A further 50 per cent concession had also applied for regional commercial and industrial properties for contracts entered into or after 1 January 2021, with 792 transactions seeing more than $30 million in stamp duty relief.

The government had also implemented land tax relief for commercial and residential landlords, as well as owner-occupiers.

It had received 32,397 applications for various types of land tax during the FY21 year, with a total of $247.5 million in relief going to impacted owners.

Victorian Treasurer Tim Pallas commented: “We’ve used our balance sheet to help Victorian households and businesses weather the storm during the pandemic, putting us in a position to bounce back strongly.

The pandemic has underscored the value of a secure, safe home to call your own, which is why we’re helping more Victorians get into the property market.”

Meanwhile, businesses had saved around $340 million through the New Jobs payroll tax credit, which the government has said helped 13,000 small and medium businesses to rehire staff, restore hours or create new jobs.

The Victorian government had also administered tax relief measures for home owners and businesses affected by the 2020 bushfires.

During the year, $570,518 in stamp duty relief was provided to those purchasing replacement homes after their properties were destroyed in the bushfires.

A 50 per cent concession for stamp duty on the purchase of regional, commercial or industrial property in certain affected local government and alpine resort areas applied to contracts of sale signed on or after 27 January 2020. Under this measure, buyers have received $3.4 million in stamp duty relief.

The government also gave $2.4 million in bushfire payroll tax relief to regional employers.

Victoria launched its Homebuyer Fund in October, which will see eligible buyers receive a contribution of up to 25 per cent towards the purchase price of their property, reducing their minimum required deposit to 5 per cent and cutting the need for lenders’ mortgage insurance.

In exchange for the Victorian government’s financial contribution, it will gain a share or proportional interest in the property.

For eligible Aboriginal or Torres Strait Islander home buyers, the contribution is up to 35 per cent, with a minimum required deposit of 3.5 per cent.

[Related: Hot Property: The biggest property headlines from the week 15-19 November]

Victorian FHB grants rise by 29.4%
house coins ta
TheAdviser logo
house coins ta

Sarah Simpkins

Sarah Simpkins


Sarah Simpkins is the news editor across Mortgage Business and The Adviser.


You need to be a member to post comments.
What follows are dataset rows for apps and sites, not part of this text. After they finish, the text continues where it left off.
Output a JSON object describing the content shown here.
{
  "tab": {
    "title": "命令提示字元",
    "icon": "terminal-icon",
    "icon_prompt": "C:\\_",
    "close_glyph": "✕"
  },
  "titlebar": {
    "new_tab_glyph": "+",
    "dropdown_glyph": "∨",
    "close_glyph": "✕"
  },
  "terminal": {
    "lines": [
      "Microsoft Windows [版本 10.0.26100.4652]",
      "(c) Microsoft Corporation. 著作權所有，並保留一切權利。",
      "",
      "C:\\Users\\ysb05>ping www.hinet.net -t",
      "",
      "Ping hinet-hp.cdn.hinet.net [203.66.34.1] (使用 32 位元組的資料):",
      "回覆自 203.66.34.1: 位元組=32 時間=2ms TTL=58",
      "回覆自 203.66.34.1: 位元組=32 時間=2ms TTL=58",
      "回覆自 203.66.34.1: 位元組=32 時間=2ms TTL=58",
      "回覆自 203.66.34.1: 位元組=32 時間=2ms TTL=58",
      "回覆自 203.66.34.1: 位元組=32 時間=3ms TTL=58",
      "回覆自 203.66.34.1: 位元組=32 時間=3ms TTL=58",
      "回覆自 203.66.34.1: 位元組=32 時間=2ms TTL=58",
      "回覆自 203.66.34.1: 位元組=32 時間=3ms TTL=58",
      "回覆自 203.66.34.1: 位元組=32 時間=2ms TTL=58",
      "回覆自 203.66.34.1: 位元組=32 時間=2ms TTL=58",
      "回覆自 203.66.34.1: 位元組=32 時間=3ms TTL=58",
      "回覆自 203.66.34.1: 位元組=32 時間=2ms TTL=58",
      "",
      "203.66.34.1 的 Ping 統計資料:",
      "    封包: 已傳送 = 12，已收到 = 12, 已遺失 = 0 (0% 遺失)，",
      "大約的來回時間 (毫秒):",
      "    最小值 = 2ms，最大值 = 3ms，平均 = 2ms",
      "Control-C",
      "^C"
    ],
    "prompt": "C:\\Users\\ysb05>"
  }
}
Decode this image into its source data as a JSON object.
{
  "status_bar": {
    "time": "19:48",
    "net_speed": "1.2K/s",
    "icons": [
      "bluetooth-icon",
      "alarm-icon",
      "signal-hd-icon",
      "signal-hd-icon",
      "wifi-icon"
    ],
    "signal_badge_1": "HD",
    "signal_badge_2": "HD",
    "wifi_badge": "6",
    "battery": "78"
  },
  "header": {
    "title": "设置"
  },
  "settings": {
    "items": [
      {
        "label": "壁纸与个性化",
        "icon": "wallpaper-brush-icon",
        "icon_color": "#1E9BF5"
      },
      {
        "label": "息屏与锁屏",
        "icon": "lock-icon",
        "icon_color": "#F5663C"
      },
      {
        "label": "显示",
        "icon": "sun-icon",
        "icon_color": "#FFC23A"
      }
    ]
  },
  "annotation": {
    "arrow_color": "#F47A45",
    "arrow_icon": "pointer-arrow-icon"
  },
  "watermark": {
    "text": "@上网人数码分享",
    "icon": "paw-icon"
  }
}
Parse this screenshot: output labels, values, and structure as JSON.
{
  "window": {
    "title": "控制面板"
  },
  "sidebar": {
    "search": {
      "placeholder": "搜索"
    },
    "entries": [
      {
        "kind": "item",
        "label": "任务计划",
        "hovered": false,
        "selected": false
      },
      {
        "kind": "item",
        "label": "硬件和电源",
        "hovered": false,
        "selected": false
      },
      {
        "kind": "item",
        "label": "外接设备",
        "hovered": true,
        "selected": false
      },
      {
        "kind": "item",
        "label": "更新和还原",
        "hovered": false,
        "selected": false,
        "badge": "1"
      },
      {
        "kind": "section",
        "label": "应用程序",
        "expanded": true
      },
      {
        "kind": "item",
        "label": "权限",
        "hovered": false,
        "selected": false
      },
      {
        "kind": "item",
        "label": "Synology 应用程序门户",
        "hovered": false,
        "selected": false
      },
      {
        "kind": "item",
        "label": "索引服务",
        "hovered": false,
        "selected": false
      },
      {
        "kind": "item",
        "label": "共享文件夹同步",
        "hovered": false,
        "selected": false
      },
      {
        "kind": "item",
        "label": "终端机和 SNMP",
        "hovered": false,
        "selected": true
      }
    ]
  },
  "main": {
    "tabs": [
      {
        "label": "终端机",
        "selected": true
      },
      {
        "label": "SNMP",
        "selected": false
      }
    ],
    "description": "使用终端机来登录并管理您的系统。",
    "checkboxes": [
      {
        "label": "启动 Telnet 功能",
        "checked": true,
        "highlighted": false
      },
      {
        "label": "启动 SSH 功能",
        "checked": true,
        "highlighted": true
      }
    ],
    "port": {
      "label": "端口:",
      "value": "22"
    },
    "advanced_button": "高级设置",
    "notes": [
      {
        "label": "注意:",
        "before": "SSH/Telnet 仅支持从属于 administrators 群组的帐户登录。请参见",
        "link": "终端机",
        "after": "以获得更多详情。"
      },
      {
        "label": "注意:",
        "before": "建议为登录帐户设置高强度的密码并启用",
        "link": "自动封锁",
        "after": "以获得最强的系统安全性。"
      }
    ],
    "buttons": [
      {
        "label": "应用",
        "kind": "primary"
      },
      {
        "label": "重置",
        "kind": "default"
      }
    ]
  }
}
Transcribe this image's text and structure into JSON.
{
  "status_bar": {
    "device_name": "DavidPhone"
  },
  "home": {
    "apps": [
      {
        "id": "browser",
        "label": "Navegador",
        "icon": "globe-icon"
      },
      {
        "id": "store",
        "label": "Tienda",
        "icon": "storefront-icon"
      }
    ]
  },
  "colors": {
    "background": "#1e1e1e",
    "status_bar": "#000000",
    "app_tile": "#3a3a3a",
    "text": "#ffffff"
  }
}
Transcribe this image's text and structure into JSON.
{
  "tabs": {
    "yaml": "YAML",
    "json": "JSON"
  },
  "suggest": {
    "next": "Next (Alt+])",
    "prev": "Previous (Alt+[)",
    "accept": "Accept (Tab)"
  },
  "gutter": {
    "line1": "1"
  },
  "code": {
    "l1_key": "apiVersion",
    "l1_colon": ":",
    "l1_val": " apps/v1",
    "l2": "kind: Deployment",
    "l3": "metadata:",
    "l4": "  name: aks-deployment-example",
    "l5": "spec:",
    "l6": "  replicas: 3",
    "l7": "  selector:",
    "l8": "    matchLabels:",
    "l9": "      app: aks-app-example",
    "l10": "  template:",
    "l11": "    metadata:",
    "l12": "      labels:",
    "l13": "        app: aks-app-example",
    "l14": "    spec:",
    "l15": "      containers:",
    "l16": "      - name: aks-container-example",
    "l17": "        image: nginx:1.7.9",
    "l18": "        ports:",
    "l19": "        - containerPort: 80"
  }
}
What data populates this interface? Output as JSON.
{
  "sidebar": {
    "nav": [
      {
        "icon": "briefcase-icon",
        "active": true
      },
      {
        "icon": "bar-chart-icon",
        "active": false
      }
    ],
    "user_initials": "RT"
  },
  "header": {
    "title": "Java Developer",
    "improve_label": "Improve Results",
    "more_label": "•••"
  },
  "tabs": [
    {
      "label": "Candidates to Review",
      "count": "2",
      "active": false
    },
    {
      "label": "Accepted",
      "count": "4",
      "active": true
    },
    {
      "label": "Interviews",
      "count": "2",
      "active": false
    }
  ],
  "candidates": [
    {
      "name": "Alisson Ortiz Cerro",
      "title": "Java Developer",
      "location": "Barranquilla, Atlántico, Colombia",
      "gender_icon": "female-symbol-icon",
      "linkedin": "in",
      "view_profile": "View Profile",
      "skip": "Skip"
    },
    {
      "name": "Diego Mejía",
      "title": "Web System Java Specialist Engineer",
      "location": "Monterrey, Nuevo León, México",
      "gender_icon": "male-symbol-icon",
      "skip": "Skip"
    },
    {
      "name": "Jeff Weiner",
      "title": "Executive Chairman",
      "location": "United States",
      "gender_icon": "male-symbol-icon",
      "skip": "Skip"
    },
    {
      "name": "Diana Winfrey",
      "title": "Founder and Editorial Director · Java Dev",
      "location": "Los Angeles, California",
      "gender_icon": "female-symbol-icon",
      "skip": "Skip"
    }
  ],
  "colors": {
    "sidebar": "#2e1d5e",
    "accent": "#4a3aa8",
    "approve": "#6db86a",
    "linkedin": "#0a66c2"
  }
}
Register for free today


mark lewis fast ta llosc4

In Memoriam: Mark Lewis, 1963–2022

Mark Lewis passed away on Saturday (13 August). Mr Lewis was a well-known identity in the third-party broker...

anthony waldron mortgage choice ta ithtxm

Broker expertise key for securing right loan: Mortgage Choice

The data, which is derived from a June survey of 1,002 broker customers and conducted by Honeycomb Strategy,...

Mark Bouris new ifa

Brokers need to focus on the ‘value-add’: Mark Bouris

With competition among brokers increasing as the number of brokers rises – coupled with the fact that fewer...

Read the latest issue of The Adviser magazine!
The Adviser is the number one magazine for Australia's finance and mortgage brokers. The publications delivers news, analysis, business intelligence, sales and marketing strategies, research and key target reports to an audience of professional mortgage and finance brokers
Read more